2. What dietary and lifestyle changes should be recommended for this patient?
3. What drug therapy would you prescribe for E.H. and why?
4. How would you monitor for success in E.H.?
5. Describe one or two drug–drug or drug–food interactions for the selected agent.
6. List one or two adverse reactions for the selected agent that would cause you to change therapy.
7. What would be the choice for the second-line therapy?
8. Discuss specific patient education based on the prescribed first-line therapy.
9. What over-the-counter and/or alternative medications would be appropriate for E.H.?
Part 2: Minimum 1 page
Chief complaint: “I’m here for a medication refill because I ran out of my medicines”.
HPI: Mrs. Allen is a 68-year-old African American who presents to the clinic for prescription refills. The patient indicates that she has noticed shortness of breath which started about 3 months ago. The SOB gets worse with exertion, especially when she is walking fast, and it is resolved when she is resting. She reports that she is also bothered by shortness of breath that wakes her up intermittently during her sleep. Her symptoms of shortness of breath resolve after sitting upright on 3 pillows. She also has lower leg edema pitting 1+ which started 2 weeks ago. She indicates that she often feels light headed at times with intermittent syncope episodes while going up a flight of stairs, but it resolves after sitting down to rest. She has not tried any over the counter medications at home.
She started taking her medications, but failed to refill the prescriptions because she cannot afford the medications as she only works part-time and lives alone. In addition, she reports that she does not think taking all these medications would help her condition anyway.
PMH: Primary Hypertension, Previous history of MI 1 year ago
1 year ago-Left Anterior Descending (LAD) cardiac stent placement
Vaccination History: Up-to-date
High school graduate married and no children. Drinks one 4-ounce glass of red wine daily. She is a former smoker and stopped 5 years ago.
Both parents are alive. Father has history of MI and valvular heart disease; mother alive and cardiac history is unknown. He has one brother who is alive and has history of MI 5 years ago at age 52.
Constitutional: Lightheaded and faint with exertion. Respiratory: Shortness of breath with exertion. + Orthopnea. Cardiovascular: + 2 pitting leg edema for 3 weeks.
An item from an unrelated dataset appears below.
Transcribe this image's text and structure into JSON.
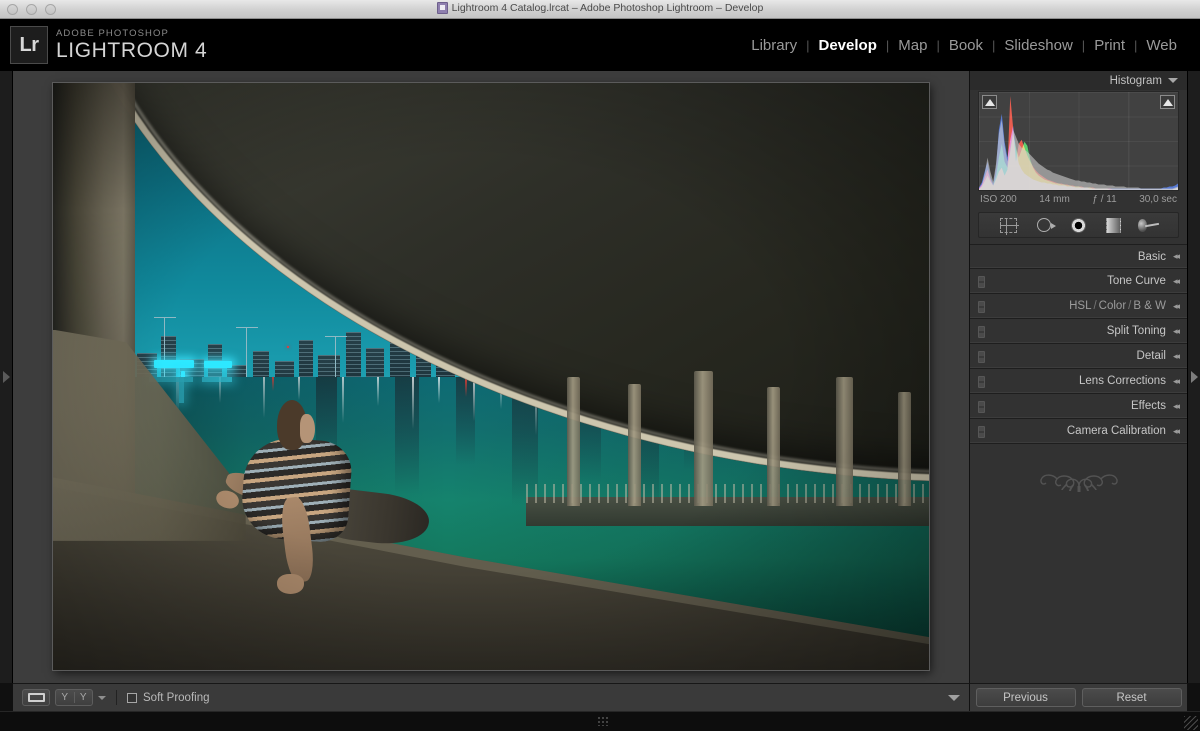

Vital Signs: Height: 5 feet 1 inches Weight: 175 pounds BMI: 32, Obese, BP 160/92, T 98.0, P 111, R 22 and non-labored
HEENT: Normocephalic/Atraumatic, Bilateral cataracts; PERRLA, EOMI; Teeth intact. Negative for gum disease. NECK: Neck supple, no palpable masses, no lymphadenopathy, no thyroid enlargement. LUNGS: + Mild Crackles on inspiratory phase not clearing with cough. Equal breath sounds. Symmetrical respiration. No respiratory distress. HEART: Normal S1 with S2 during expiration. An S4 is noted at the apex; + systolic murmur noted at the right upper sternal border without radiation to the carotids. Pulses are 2+ in upper extremities and 2+ in pedal pulses bilaterally. 2+ pitting edema to her knees noted bilaterally. ABDOMEN: No abdominal distention. Nontender. Bowel sounds + x 4 quadrants. No organomegaly. Normal contour; No palpable masses. GENITOURINARY: No CVA tenderness bilaterally. GU exam deferred. MUSCULOSKELETAL: + Heberden’s nodes at the DIP joints, hands. + Crepitus, bilateral knees. Slow gait but steady. No Kyphosis. PSYCH: Normal affect. Cooperative. SKIN: No rashes. Positive for dry skin.
Labs: Hgb 13.2, Hct 38%, K+ 4.0, Na+137, Cholesterol 228, Triglycerides 187, HDL 37, LDL 190, TSH 3.7, glucose 98.
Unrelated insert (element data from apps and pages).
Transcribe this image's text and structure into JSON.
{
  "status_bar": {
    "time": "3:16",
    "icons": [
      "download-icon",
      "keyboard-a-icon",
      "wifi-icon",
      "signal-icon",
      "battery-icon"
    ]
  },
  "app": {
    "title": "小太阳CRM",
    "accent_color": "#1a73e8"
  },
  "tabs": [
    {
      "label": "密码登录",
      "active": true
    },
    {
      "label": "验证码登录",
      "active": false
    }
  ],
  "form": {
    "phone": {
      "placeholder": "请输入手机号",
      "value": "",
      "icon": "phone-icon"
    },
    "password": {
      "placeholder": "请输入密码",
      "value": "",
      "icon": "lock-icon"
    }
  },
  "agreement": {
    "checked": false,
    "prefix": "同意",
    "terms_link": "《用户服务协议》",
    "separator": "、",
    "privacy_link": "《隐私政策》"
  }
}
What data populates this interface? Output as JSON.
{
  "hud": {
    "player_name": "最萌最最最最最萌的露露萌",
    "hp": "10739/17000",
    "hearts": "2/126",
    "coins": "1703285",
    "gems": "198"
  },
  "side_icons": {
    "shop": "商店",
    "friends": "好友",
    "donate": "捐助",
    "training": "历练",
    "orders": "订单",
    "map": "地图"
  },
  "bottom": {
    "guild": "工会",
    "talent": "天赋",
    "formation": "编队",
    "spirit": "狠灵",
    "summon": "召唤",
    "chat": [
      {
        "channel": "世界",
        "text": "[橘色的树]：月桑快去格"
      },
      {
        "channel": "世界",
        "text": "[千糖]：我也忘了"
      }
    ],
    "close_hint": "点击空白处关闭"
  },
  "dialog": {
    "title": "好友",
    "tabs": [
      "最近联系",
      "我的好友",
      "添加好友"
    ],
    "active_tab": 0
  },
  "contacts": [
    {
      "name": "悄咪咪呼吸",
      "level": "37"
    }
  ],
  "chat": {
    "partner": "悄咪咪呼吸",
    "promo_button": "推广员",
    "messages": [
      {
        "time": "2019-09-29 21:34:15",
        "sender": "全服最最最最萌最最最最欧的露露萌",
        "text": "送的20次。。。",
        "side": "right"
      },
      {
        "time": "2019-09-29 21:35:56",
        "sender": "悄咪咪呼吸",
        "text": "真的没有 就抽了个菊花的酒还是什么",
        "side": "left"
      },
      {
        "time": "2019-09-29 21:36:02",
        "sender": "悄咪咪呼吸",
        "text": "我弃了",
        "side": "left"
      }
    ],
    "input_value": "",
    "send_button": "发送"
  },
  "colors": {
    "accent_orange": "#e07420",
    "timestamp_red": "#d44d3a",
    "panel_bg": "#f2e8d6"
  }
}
Primary Diagnosis: Congestive Heart Failure (CHF)
Secondary Diagnoses: Primary Hypertension, Obesity, Osteoarthritis (OA)
Differential Diagnosis: Peripheral Vascular Disease (PVD)
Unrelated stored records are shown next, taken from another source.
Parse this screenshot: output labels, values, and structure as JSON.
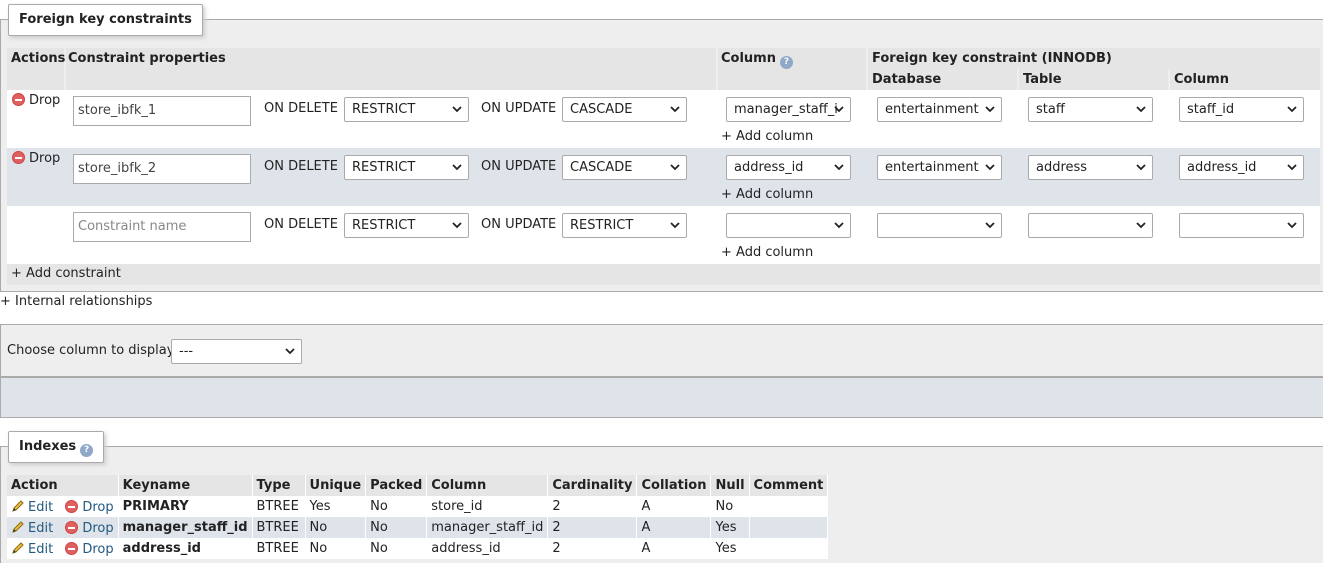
{
  "fk_section": {
    "legend": "Foreign key constraints",
    "headers": {
      "actions": "Actions",
      "constraint_properties": "Constraint properties",
      "column": "Column",
      "fk_constraint": "Foreign key constraint (INNODB)",
      "database": "Database",
      "table": "Table",
      "ref_column": "Column"
    },
    "rows": [
      {
        "drop": "Drop",
        "name": "store_ibfk_1",
        "on_delete_label": "ON DELETE",
        "on_delete": "RESTRICT",
        "on_update_label": "ON UPDATE",
        "on_update": "CASCADE",
        "column": "manager_staff_i",
        "add_column": "+ Add column",
        "database": "entertainment",
        "table": "staff",
        "ref_column": "staff_id"
      },
      {
        "drop": "Drop",
        "name": "store_ibfk_2",
        "on_delete_label": "ON DELETE",
        "on_delete": "RESTRICT",
        "on_update_label": "ON UPDATE",
        "on_update": "CASCADE",
        "column": "address_id",
        "add_column": "+ Add column",
        "database": "entertainment",
        "table": "address",
        "ref_column": "address_id"
      },
      {
        "placeholder": "Constraint name",
        "on_delete_label": "ON DELETE",
        "on_delete": "RESTRICT",
        "on_update_label": "ON UPDATE",
        "on_update": "RESTRICT",
        "column": "",
        "add_column": "+ Add column",
        "database": "",
        "table": "",
        "ref_column": ""
      }
    ],
    "add_constraint": "+ Add constraint"
  },
  "internal_relationships": "+ Internal relationships",
  "display_column": {
    "label": "Choose column to display:",
    "value": "---"
  },
  "indexes": {
    "legend": "Indexes",
    "headers": [
      "Action",
      "Keyname",
      "Type",
      "Unique",
      "Packed",
      "Column",
      "Cardinality",
      "Collation",
      "Null",
      "Comment"
    ],
    "edit_label": "Edit",
    "drop_label": "Drop",
    "rows": [
      {
        "keyname": "PRIMARY",
        "type": "BTREE",
        "unique": "Yes",
        "packed": "No",
        "column": "store_id",
        "cardinality": "2",
        "collation": "A",
        "null": "No",
        "comment": ""
      },
      {
        "keyname": "manager_staff_id",
        "type": "BTREE",
        "unique": "No",
        "packed": "No",
        "column": "manager_staff_id",
        "cardinality": "2",
        "collation": "A",
        "null": "Yes",
        "comment": ""
      },
      {
        "keyname": "address_id",
        "type": "BTREE",
        "unique": "No",
        "packed": "No",
        "column": "address_id",
        "cardinality": "2",
        "collation": "A",
        "null": "Yes",
        "comment": ""
      }
    ]
  },
  "colors": {
    "link": "#235a81",
    "header_bg": "#e5e5e5",
    "alt_row": "#dfe4ea",
    "drop_red": "#e06060"
  }
}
Medications: Tylenol 650 mg PO Q4 hours as needed for arthritis pain
Labs: UA; Brain natriuretic peptide (BNP); LFTs and TSH; 12-lead EKG, Chest X-ray; Initial 2D echo with Doppler; Ankle-brachial index.
Additional lab results: Echo results 1 week ago: Left ventricular EJ Fraction decreased to 35 %
BNP – not available.
As a future FNP, you need to determine the medications for CHF/ASCVD. (Arteriosclerotic Cardiovascular Disease).
1. According to the ACC/AHA guidelines, what medications should this patient be prescribed?
2. Does he need medication(s) given his history of MI?